Objectives The aim of the study was to investigate the predictive value of C6M in response to tocilizumab (TCZ) treatment on a methotrexate (MTX) background for 52 weeks in patients with rheumatoid arthritis in the LITHE study.

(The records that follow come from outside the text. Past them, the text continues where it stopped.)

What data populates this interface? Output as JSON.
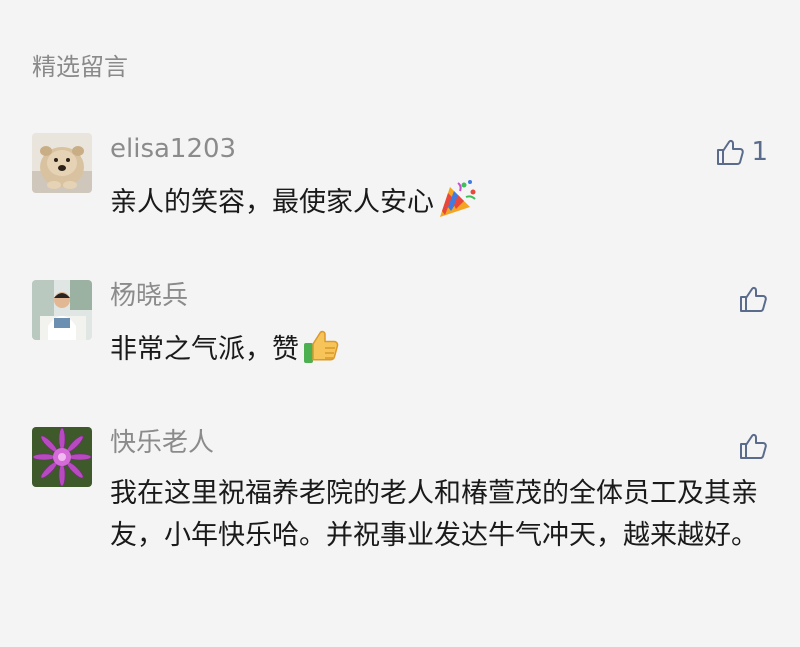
{
  "section": {
    "title": "精选留言"
  },
  "comments": [
    {
      "name": "elisa1203",
      "text": "亲人的笑容，最使家人安心",
      "emoji": "party-popper-icon",
      "likes": "1",
      "avatar": "chow-chow-dog-avatar"
    },
    {
      "name": "杨晓兵",
      "text": "非常之气派，赞",
      "emoji": "thumbs-up-emoji-icon",
      "likes": "",
      "avatar": "person-reading-avatar"
    },
    {
      "name": "快乐老人",
      "text": "我在这里祝福养老院的老人和椿萱茂的全体员工及其亲友，小年快乐哈。并祝事业发达牛气冲天，越来越好。",
      "emoji": "",
      "likes": "",
      "avatar": "purple-chrysanthemum-avatar"
    }
  ],
  "colors": {
    "background": "#f4f4f4",
    "name_text": "#8b8b8b",
    "body_text": "#1a1a1a",
    "like_icon": "#5a6b8c"
  }
}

Methods C6M was measured in the LITHE study (n=740), a one year double blind, placebo controlled phase III parallel group study in patients receiving placebo, 4mg/kg or 8 mg/kg TCZ in combination with MTX. Col VI degradation was measured by the protein fingerprint biomarker C6M in serum at baseline, week 4, 16, 24 and 52. C6M's capacity to predict response to treatment was analyzed by calculating the odds ratio (OR) of ACR20, 50 and 70 criteria at 16 or 52 weeks, given a 20 or 50% reduction in C6M at 4 weeks, independent of treatment type and dose. Results were adjusted for age, sex, BMI, duration of disease and CRP.
Results Treatment with TCZ resulted in an early dose dependent reduction of C6M serum levels in both 4 and 8 mg/kg doses compared to placebo and the reduction persisted throughout the study. In patients responding to treatment after 52 weeks, C6M was significantly decreased in patients with ACR70 (p<0.01) response, throughout the treatment period, while C6M reduction in ACR20 and 50 responders was only significant at week 52 (p<0.05 and p<0.01, respectively). C6M was also significantly reduced in patient with DAS remission (score <2.6 at week 52) and DAS score reduction (>1.2).

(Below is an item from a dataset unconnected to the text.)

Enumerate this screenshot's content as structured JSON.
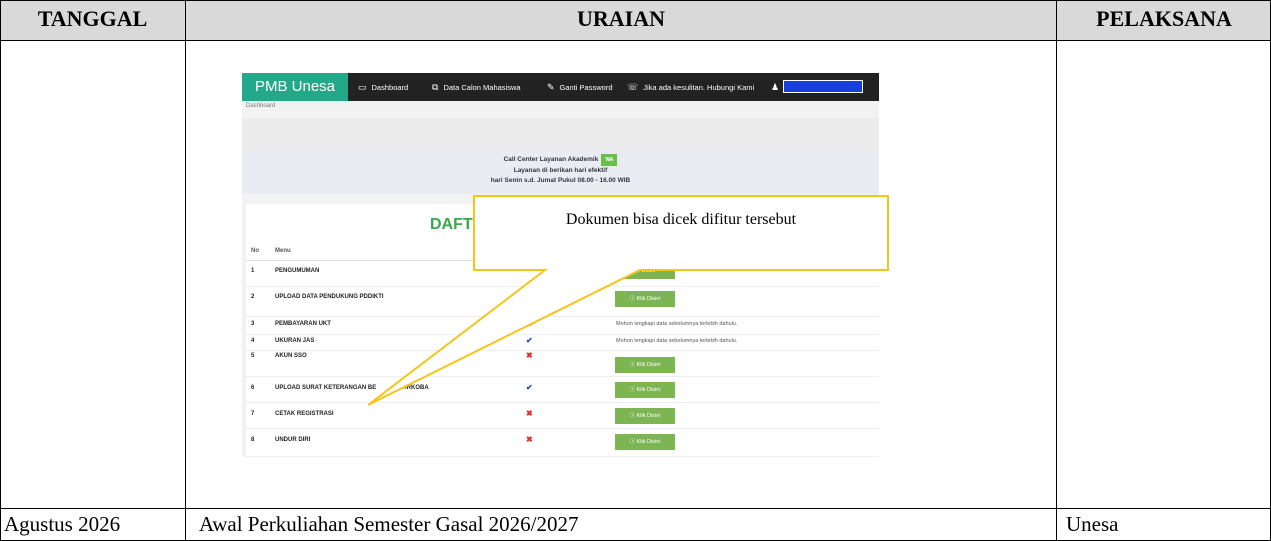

To assess the short term predictive value of C6M we calculated the OR for a 20% or 50% reduction in C6M resulting in an ACR response already after 16 weeks. The OR of an ACR response given a 20% reduction in C6M was ACR20) 1.56 (CI 1.14 to 2.13), ACR50) 2.20 (CI 1.49 to 3.24) and ACR70) 2.69 (1.48 to 4.90) respectively, while a 50% reduction gave the OR 1.88 (1.30 to 2.71), 2.49 (1.66 to 3.72) and 1.37 (0.75 to 2.50). Similar findings were seen for week 52 responders.
Conclusions C6M was dose dependently and significantly decreased from week and throughout study in patients receiving either 4 or 8 mg/kg TCZ compared to placebo. Furthermore, C6M was significantly decreased in patients having ACR20, 50 and 70 response as well as DAS28-ESR reduction and remission compared to non-responders. Importantly, changes in C6M after 4 weeks were able to predict response to treatment by ACR score independent of treatment group. The data suggest that and early decrease in ECM turnover following TCZ treatment, measured by the protein fingerprint marker C6M, increases the odds of a positive patient outcome.
Disclosure of Interest C. Thudium Employee of: Nordic Bioscience A/S, N. Gudmann Employee of: Nordic Bioscience A/S, K. Musa Employee of: Nordic Bioscience A/S, M. Karsdal Shareholder of: Nordic Bioscience A/S, Employee of: Nordic Bioscience A/S, A.-C. Bay-Jensen Shareholder of: Nordic Bioscience A/S, Employee of: Nordic Bioscience A/S